Clear skies Saturday allowed air rescue services from Montre to reinforce the tiny Rumoisen Village fire brigade, and by Sunday morning a mammoth rescue operation involving two 45th Brigade helijets and several rescue teams brought Rumoisen’s girls home to safety.

“Unfortunately, the risk of flash storms in early June is quite high, and are difficult to plan around,” Rumoisen Brigade Chief Toumisian de Angelo told press. “Always consult forecasts before embarking. We’re very relieved to have got everyone out safely.”

The Chief of the 23rd Chapel Explorer’s Club announced Sunday that a wreath would be presented to their heroes.

Helijets are the backbone of Vekllei’s domestic air fleet. Not only are they employed in broad capacities for work, but also form a fleet of ‘air busses’ for public transport in Vekllei’s three largest districts: the Capital, Montre, and Copette.
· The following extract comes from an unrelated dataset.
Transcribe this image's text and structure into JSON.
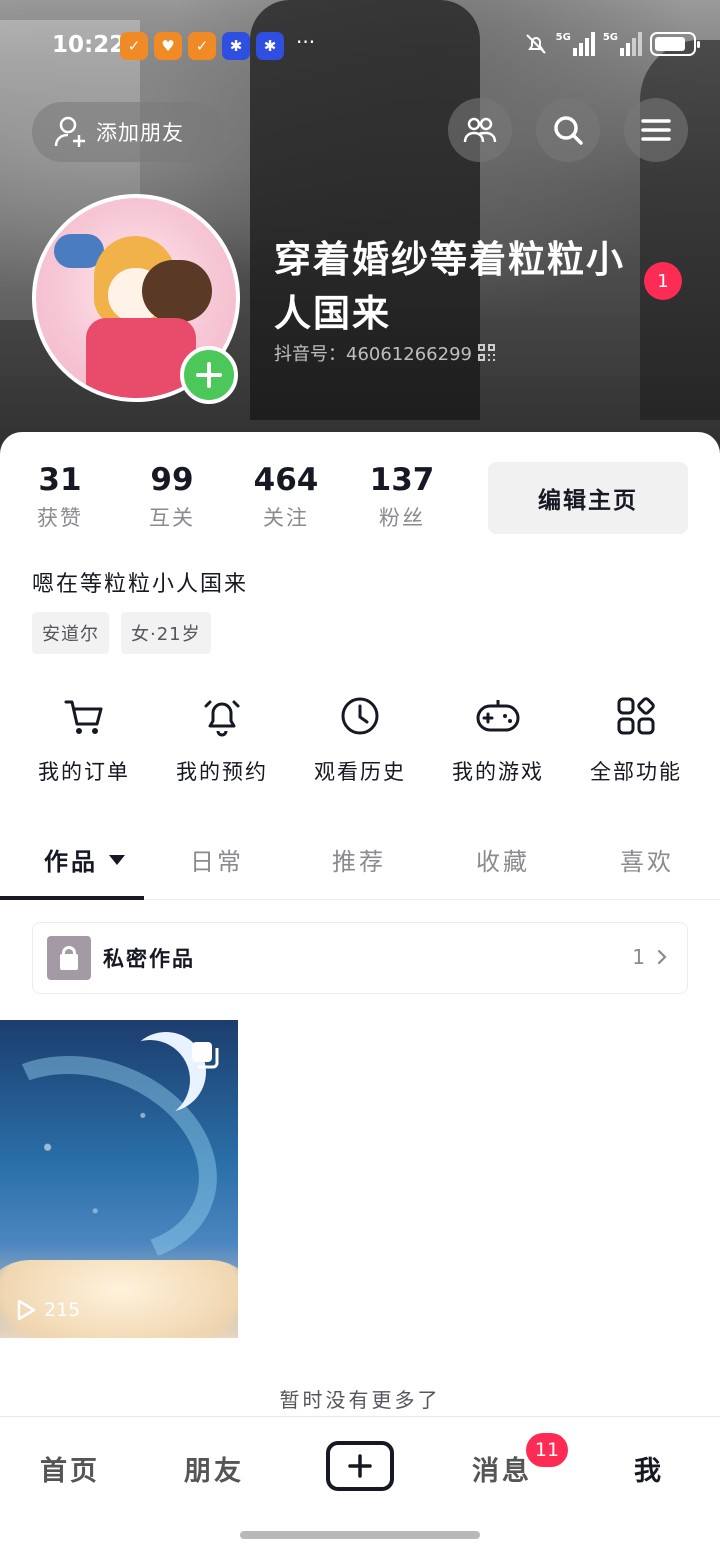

They depart from the roofs of large buildings, usually offices or department stores, and shuttle passengers to express destinations like airports or cosmodromes.
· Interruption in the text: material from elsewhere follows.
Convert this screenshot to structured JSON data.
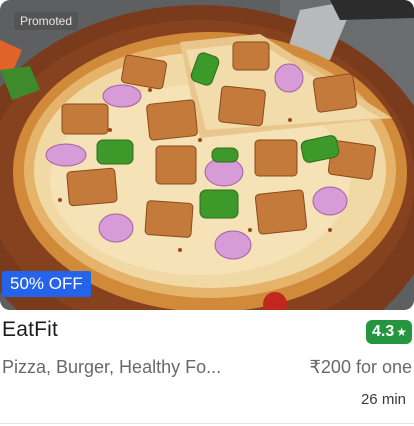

They come in many forms and are manufactured by several companies in Vekllei, including the famous Ramoin-Dupont Aircraft Company and Vekllei National Aerocraft Factories, but most usually maintain flight through multiple turbojets attached to their sides and are propulsed by horizontal turbojets atop the stabilisers. By 2070, almost all are nuclear and use similar sunburst-style direct-air-cooled reactors found in Vekllei’s nuclear fighters.

The ones pictured here are Fire Jets, used usually for personnel transport and rescue operations, but can also be fitted with large water tanks for fighting bush and chemical fires.

Although rotors are still used on some aircraft, most of the world has decided helijets are the future, and Vekllei, hardly coy around glamorous technologies, has followed suit.